Once again I had the pleasure of speaking at The Antique and Design Center of High Point during Fall Market Week–a talk for which the designers and appraisers all receive Continuing Education Points/Recertification Points, depending of the organization. This time I explored concepts for discerning value and spent time comparing new products on the market with antique and vintage pieces that I spotted on the floor of the Center. It was a lot of fun, brought some extra sales to several dealers (some items sold before I gave my talk, so can only say in those cases others agreed with my assessment!). I thought I would share both a few points from the talk and some comparisons that I discovered.
The Key to Value Comparisons
I am a strong believer in mentally grading everything you encounter on a style quality continuum: good, better and best (and horrid if you want to add a fourth category!). This is of course a manner of assessment first proposed by Albert Sack in his seminal book on American furniture: he showed examples of nearly every form and period, grading them into these three categories. Eventually “masterpiece” was added in one of the final editions–sadly disingenuous in my opinion. It was a ploy to promote pieces sold by his family firm most of which fit nicely into “best” or “better”. Anyway it is easy to do with a couple of photo examples.
This is a 19th century Rose Canton punch bowl, 16 inches in diameter. It is of fine quality BUT it is a type of Chinese Export porcelain known as famile rose and it has several relatives in the 19th century which are more valuable. In Rose Canton there are quadrants of decoration (note how they move out from the center) which are only decorated with birds, butterflies and flowers. Closely related to this is Rose Medallion–next photo–which also builds on quadrants, but this time they alternate between panels (medallions or reserves are the correct terms) of human figures in various settings and the bird/butterfly/flower motif. To be classified as Rose Medallion there must be people! Rose Medallion is a second 19th century category of famille rose (pink family in French). Interestingly, any Chinese porcelain of any period which incorporates any pink (rose) in the decoration has historically been categorized by westerners as “famille rose”.
This is smaller than the first example, yet has the identical value. It is ALMOST the highest category of value–Rose Mandarin–which has no medallions or quadrants but simply a single, massive figural design.

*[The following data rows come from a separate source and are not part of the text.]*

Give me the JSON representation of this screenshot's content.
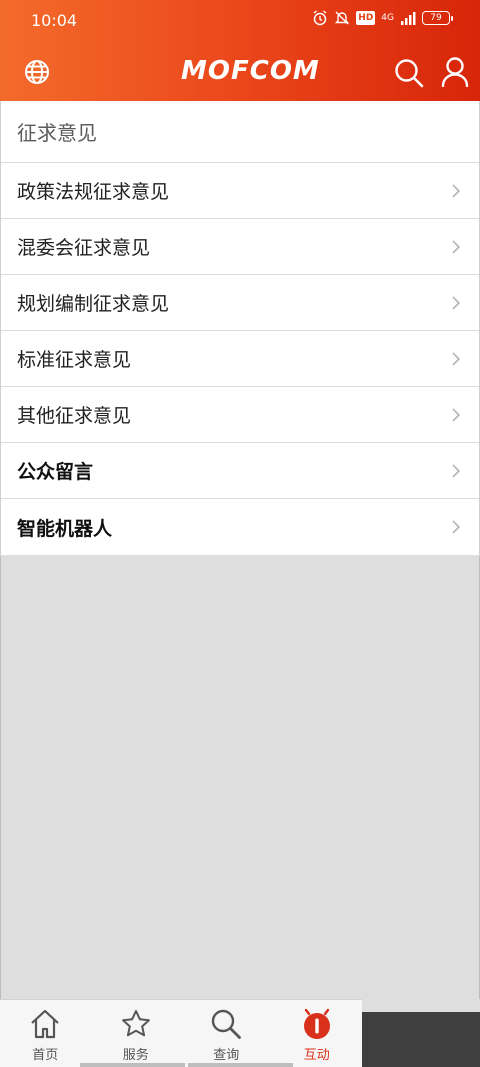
{
  "status_bar": {
    "time": "10:04",
    "network": "4G",
    "battery": "79"
  },
  "header": {
    "logo": "MOFCOM"
  },
  "list": {
    "section_title": "征求意见",
    "items": [
      {
        "label": "政策法规征求意见",
        "bold": false
      },
      {
        "label": "混委会征求意见",
        "bold": false
      },
      {
        "label": "规划编制征求意见",
        "bold": false
      },
      {
        "label": "标准征求意见",
        "bold": false
      },
      {
        "label": "其他征求意见",
        "bold": false
      },
      {
        "label": "公众留言",
        "bold": true
      },
      {
        "label": "智能机器人",
        "bold": true
      }
    ]
  },
  "tabbar": {
    "tabs": [
      {
        "label": "首页",
        "icon": "home-icon",
        "active": false
      },
      {
        "label": "服务",
        "icon": "star-icon",
        "active": false
      },
      {
        "label": "查询",
        "icon": "search-icon",
        "active": false
      },
      {
        "label": "互动",
        "icon": "interaction-icon",
        "active": true
      }
    ]
  },
  "colors": {
    "accent": "#d8301a",
    "header_start": "#f36b2b",
    "header_end": "#d72509",
    "background": "#dedede"
  }
}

However this must be categorized as medallion as it has a large central panel surrounded by four large figural panels interspersed with four small bird and butterfly panels. Compare in these two bowls the Greek Key motif which separates panels–the first quite simple, the second heavily gilded and of superb quality.
While we do not currently have a Rose Mandarin example, it is simple to imagine–simply mentally expand the center of the second bowl to cover the entire interior and that is Rose Mandarin!
Complicating things slightly, I decided to show a pair of huge Rose Medallion platters because they are rare in design and the finest quality of Rose Medallion. These platters are of a design purchased by President Grant and used as his presidential china in the White house. Thus these are known as the Grant Pattern of Rose Medallion.
Do you see the remarkable change in these pieces?
I hope you have taken a minute to contemplate this photo and noticed the exceptional design change.
While panels or medallions radiate from the center, they are unique in that there are six and each is a slice of mellon! Notice the shape of the medallion and then the stem at the top of the medallion. Exquisite. And the medallions are separated by elaborately painted and gilded motifs again of exceptional quality. Were this a 16″ bowl like the Rose Canton example, it would be at least four to six times more valuable.
Good Better Best
Think in such terms and you can value anything from antique to newly made, from porcelain to silver to furniture–every object can be judged by this mental structure.
MORE TO COME
In a few days I will share some comparisons between new objects and antique/vintage pieces I spotted at market.